  5. Cross MJ, Dixelius J, Matsumoto T, et al. (2003) VEGF-receptor signal transduction. Trends Biochem Sci 28(9):488-94.
  6. Claesson-Welsh L (2003) Signal transduction by vascular endothelial growth factor receptors. Biochem Soc Trans 31(Pt 1):20-4.
  7. Hofer E, Schweighofer B (2007) Signal transduction induced in endothelial cells by growth factor receptors involved in angiogenesis. Thromb Haemost 97(3):355-63.
  8. Athar M, Back JH, Kopelovich L, et al. (2009) Multiple molecular targets of resveratrol: Anti-carcinogenic mechanisms. Arch Biochem Biophys 486(2):95-102.
  9. Bates DO (2010) Vascular endothelial growth factors and vascular permeability. Cardiovasc Res 87(2):262-71.

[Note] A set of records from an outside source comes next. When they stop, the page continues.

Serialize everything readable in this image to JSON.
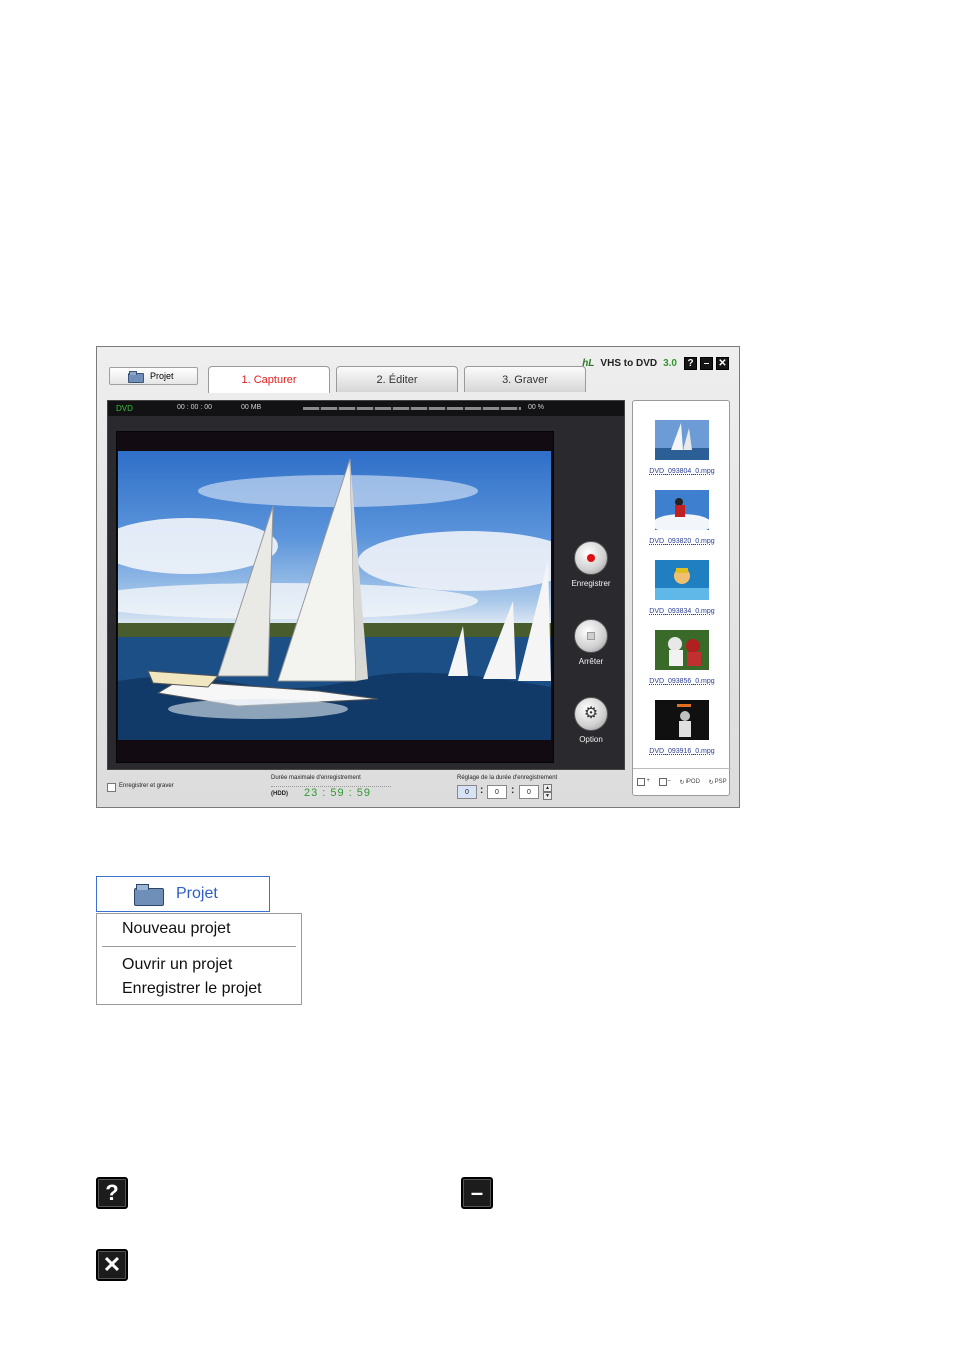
{
  "app": {
    "brand_logo": "hL",
    "brand_title": "VHS to DVD",
    "brand_version": "3.0",
    "window_buttons": {
      "help": "?",
      "minimize": "–",
      "close": "✕"
    },
    "projet_button": "Projet",
    "tabs": [
      "1. Capturer",
      "2.  Éditer",
      "3. Graver"
    ],
    "active_tab": "1. Capturer",
    "status": {
      "format": "DVD",
      "time": "00 : 00 : 00",
      "size": "00 MB",
      "percent": "00 %",
      "progress": 0
    },
    "controls": {
      "record": "Enregistrer",
      "stop": "Arrêter",
      "option": "Option"
    },
    "bottom": {
      "checkbox_label": "Enregistrer et graver",
      "max_duration_label": "Durée maximale d'enregistrement",
      "hdd_label": "(HDD)",
      "max_duration": "23 : 59 : 59",
      "setting_label": "Réglage de la durée d'enregistrement",
      "spin_values": [
        "0",
        "0",
        "0"
      ]
    },
    "thumbnails": [
      {
        "caption": "DVD_093804_0.mpg",
        "icon": "sailboat-thumbnail"
      },
      {
        "caption": "DVD_093820_0.mpg",
        "icon": "skier-thumbnail"
      },
      {
        "caption": "DVD_093834_0.mpg",
        "icon": "swimmer-thumbnail"
      },
      {
        "caption": "DVD_093856_0.mpg",
        "icon": "football-thumbnail"
      },
      {
        "caption": "DVD_093916_0.mpg",
        "icon": "basketball-thumbnail"
      }
    ],
    "thumb_tools": [
      "add-file-icon",
      "remove-file-icon",
      "convert-ipod-icon",
      "convert-psp-icon"
    ],
    "thumb_tool_labels": {
      "ipod": "iPOD",
      "psp": "PSP"
    }
  },
  "projet_zoom": {
    "label": "Projet",
    "menu": [
      "Nouveau projet",
      "Ouvrir un projet",
      "Enregistrer le projet"
    ]
  },
  "big_icons": {
    "help": "?",
    "minimize": "–",
    "close": "✕"
  },
  "colors": {
    "active_tab": "#e02020",
    "accent_green": "#2e9a2e",
    "link_blue": "#2a3e94",
    "menu_border": "#3b6fd0"
  }
}
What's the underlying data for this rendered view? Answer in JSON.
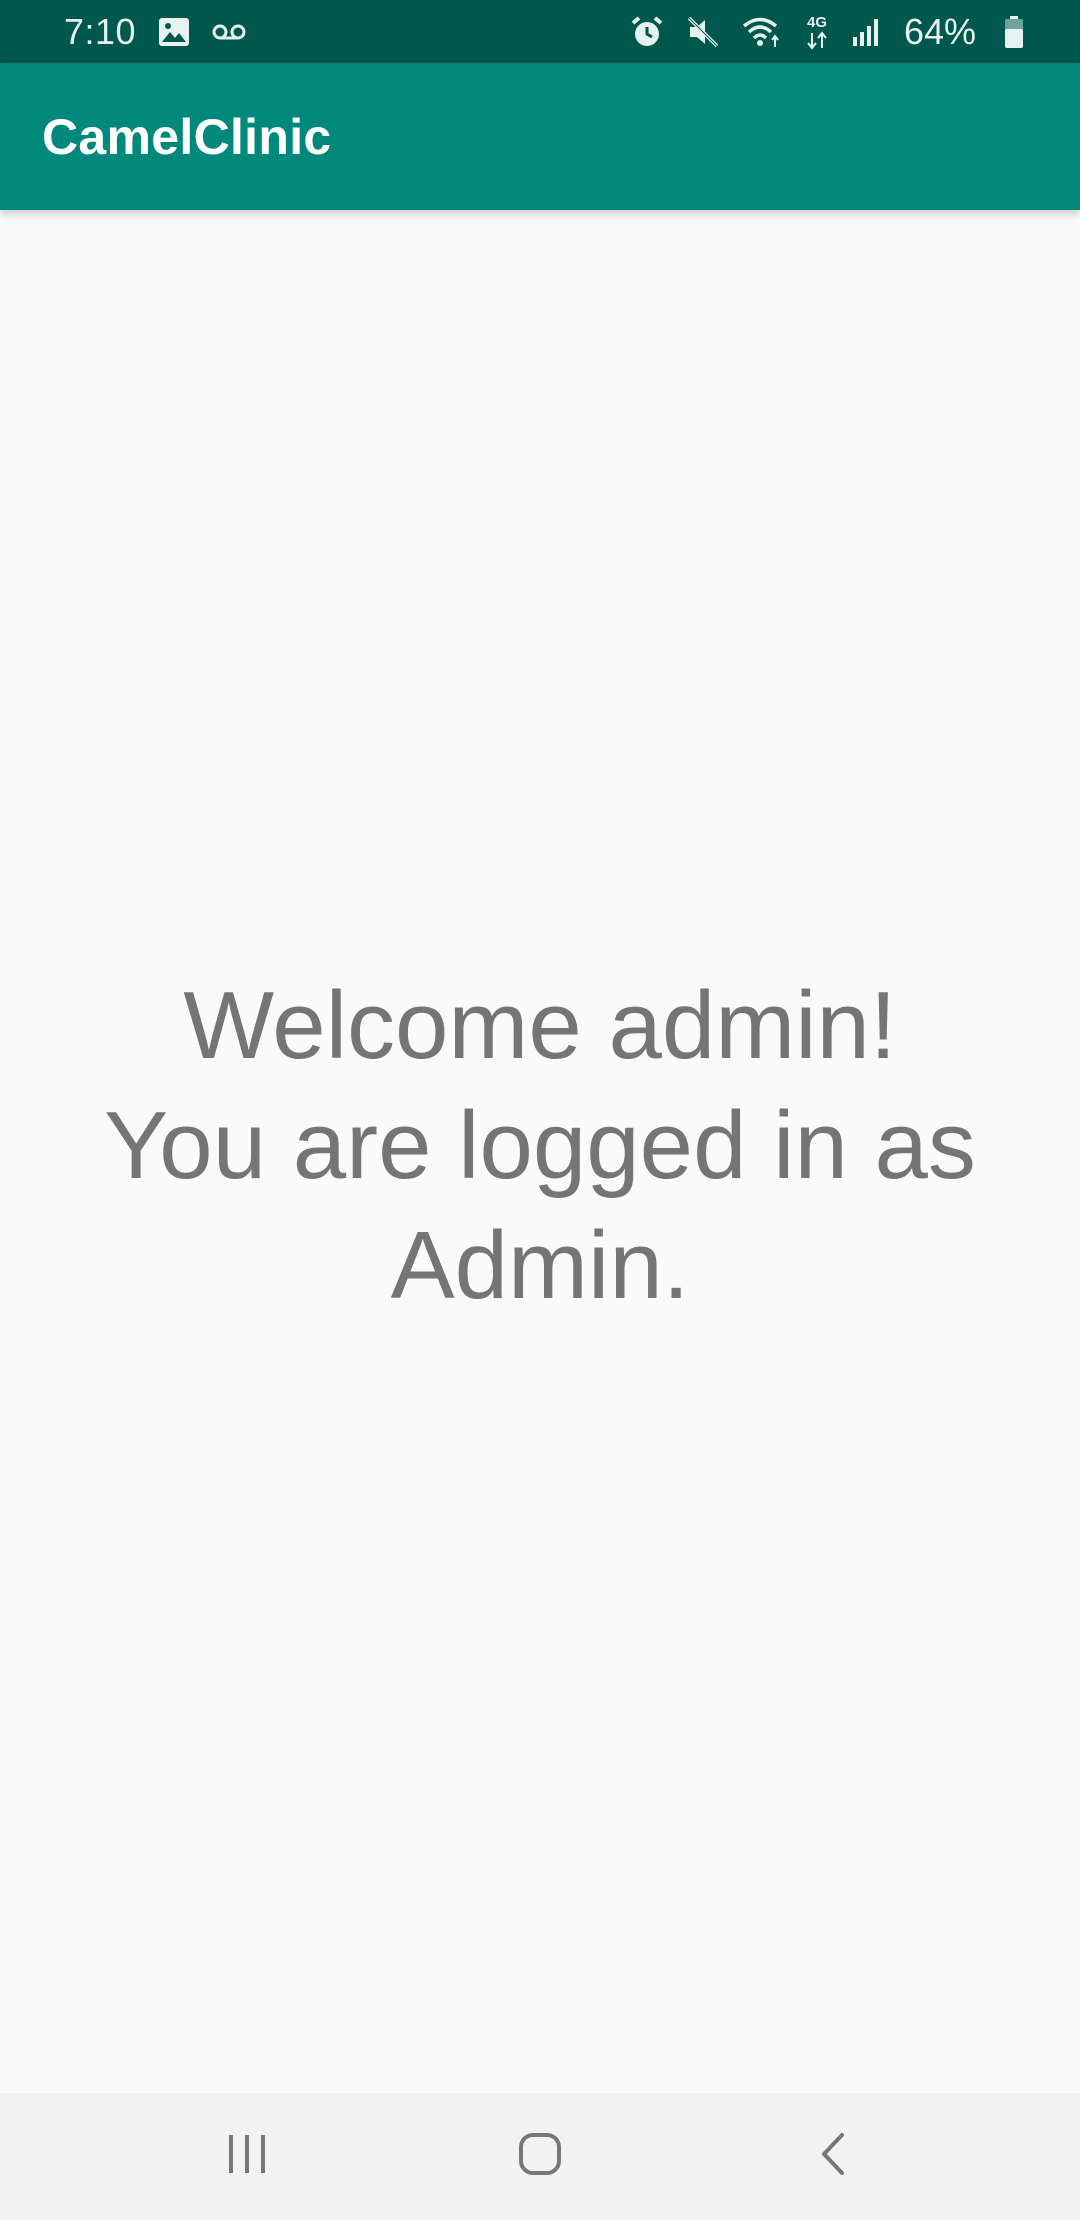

  10. Shibuya M (2008) Vascular endothelial growth factor-dependent and -independent regulation of angiogenesis. BMB Rep 41(4):278-86.